> _EXERCISE REQUIREMENTS_
Where does the word "White" show up in the data? Please find each such line and copy it.

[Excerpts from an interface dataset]

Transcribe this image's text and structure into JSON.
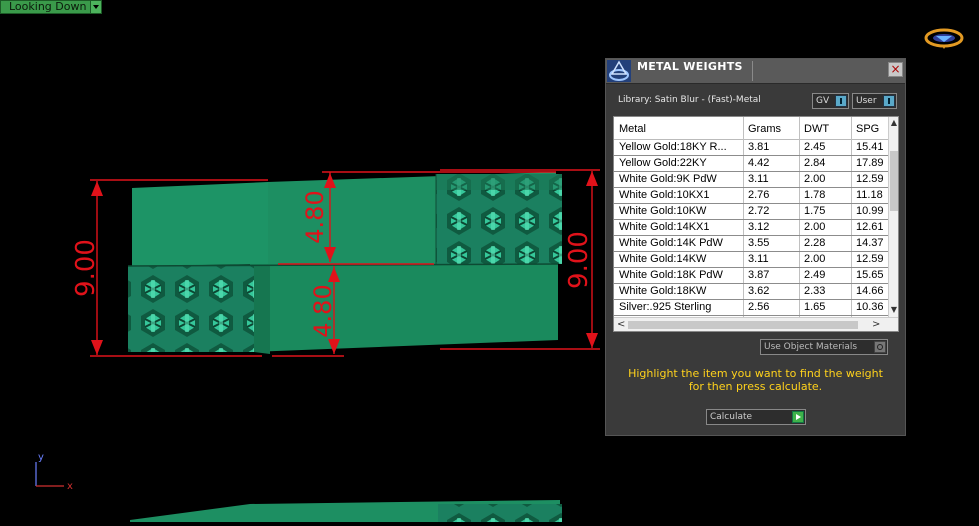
{
  "view_mode": {
    "label": "Looking Down"
  },
  "dimensions": {
    "left_height": "9.00",
    "right_height": "9.00",
    "upper_section": "4.80",
    "lower_section": "4.80"
  },
  "axes": {
    "y": "y",
    "x": "x"
  },
  "colors": {
    "model": "#1f8f63",
    "dimension": "#e0121a",
    "background": "#000000",
    "hint": "#ffd21c"
  },
  "panel": {
    "title": "METAL WEIGHTS",
    "close_icon": "×",
    "library_label": "Library: Satin Blur - (Fast)-Metal",
    "toggle_gv": "GV",
    "toggle_user": "User",
    "table": {
      "columns": [
        "Metal",
        "Grams",
        "DWT",
        "SPG"
      ],
      "rows": [
        [
          "Yellow Gold:18KY R...",
          "3.81",
          "2.45",
          "15.41"
        ],
        [
          "Yellow Gold:22KY",
          "4.42",
          "2.84",
          "17.89"
        ],
        [
          "White Gold:9K PdW",
          "3.11",
          "2.00",
          "12.59"
        ],
        [
          "White Gold:10KX1",
          "2.76",
          "1.78",
          "11.18"
        ],
        [
          "White Gold:10KW",
          "2.72",
          "1.75",
          "10.99"
        ],
        [
          "White Gold:14KX1",
          "3.12",
          "2.00",
          "12.61"
        ],
        [
          "White Gold:14K PdW",
          "3.55",
          "2.28",
          "14.37"
        ],
        [
          "White Gold:14KW",
          "3.11",
          "2.00",
          "12.59"
        ],
        [
          "White Gold:18K PdW",
          "3.87",
          "2.49",
          "15.65"
        ],
        [
          "White Gold:18KW",
          "3.62",
          "2.33",
          "14.66"
        ],
        [
          "Silver:.925 Sterling",
          "2.56",
          "1.65",
          "10.36"
        ]
      ]
    },
    "use_object_materials": "Use Object Materials",
    "hint_line1": "Highlight the item you want to find the weight",
    "hint_line2": "for then press calculate.",
    "calculate_label": "Calculate"
  }
}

> _SOLUTION TO THE EXERCISE_
          "White Gold:9K PdW",
          "White Gold:10KX1",
          "White Gold:10KW",
          "White Gold:14KX1",
          "White Gold:14K PdW",
          "White Gold:14KW",
          "White Gold:18K PdW",
          "White Gold:18KW",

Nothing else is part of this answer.